Top of SOURCE DATA

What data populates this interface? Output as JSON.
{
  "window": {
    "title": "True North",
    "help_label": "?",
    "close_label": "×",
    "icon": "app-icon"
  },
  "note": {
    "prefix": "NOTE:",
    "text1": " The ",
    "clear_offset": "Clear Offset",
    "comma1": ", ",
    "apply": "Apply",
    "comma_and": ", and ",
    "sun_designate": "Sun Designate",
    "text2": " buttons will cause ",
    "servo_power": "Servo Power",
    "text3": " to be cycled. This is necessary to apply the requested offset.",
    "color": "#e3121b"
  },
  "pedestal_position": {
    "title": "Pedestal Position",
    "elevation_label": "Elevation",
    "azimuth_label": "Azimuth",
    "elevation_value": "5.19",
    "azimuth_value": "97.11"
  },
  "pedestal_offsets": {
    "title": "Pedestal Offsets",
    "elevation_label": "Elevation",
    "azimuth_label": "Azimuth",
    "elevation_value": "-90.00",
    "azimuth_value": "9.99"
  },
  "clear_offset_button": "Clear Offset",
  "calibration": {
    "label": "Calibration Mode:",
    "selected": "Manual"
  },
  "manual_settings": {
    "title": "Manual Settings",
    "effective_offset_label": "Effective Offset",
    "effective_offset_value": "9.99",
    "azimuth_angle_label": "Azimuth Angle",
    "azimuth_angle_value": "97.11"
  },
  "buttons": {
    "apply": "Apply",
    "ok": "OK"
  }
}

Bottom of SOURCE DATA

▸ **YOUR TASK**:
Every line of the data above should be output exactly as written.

▸ **SOLUTION FOR THIS PROBLEM**:
What data populates this interface? Output as JSON.
{
  "window": {
    "title": "True North",
    "help_label": "?",
    "close_label": "×",
    "icon": "app-icon"
  },
  "note": {
    "prefix": "NOTE:",
    "text1": " The ",
    "clear_offset": "Clear Offset",
    "comma1": ", ",
    "apply": "Apply",
    "comma_and": ", and ",
    "sun_designate": "Sun Designate",
    "text2": " buttons will cause ",
    "servo_power": "Servo Power",
    "text3": " to be cycled. This is necessary to apply the requested offset.",
    "color": "#e3121b"
  },
  "pedestal_position": {
    "title": "Pedestal Position",
    "elevation_label": "Elevation",
    "azimuth_label": "Azimuth",
    "elevation_value": "5.19",
    "azimuth_value": "97.11"
  },
  "pedestal_offsets": {
    "title": "Pedestal Offsets",
    "elevation_label": "Elevation",
    "azimuth_label": "Azimuth",
    "elevation_value": "-90.00",
    "azimuth_value": "9.99"
  },
  "clear_offset_button": "Clear Offset",
  "calibration": {
    "label": "Calibration Mode:",
    "selected": "Manual"
  },
  "manual_settings": {
    "title": "Manual Settings",
    "effective_offset_label": "Effective Offset",
    "effective_offset_value": "9.99",
    "azimuth_angle_label": "Azimuth Angle",
    "azimuth_angle_value": "97.11"
  },
  "buttons": {
    "apply": "Apply",
    "ok": "OK"
  }
}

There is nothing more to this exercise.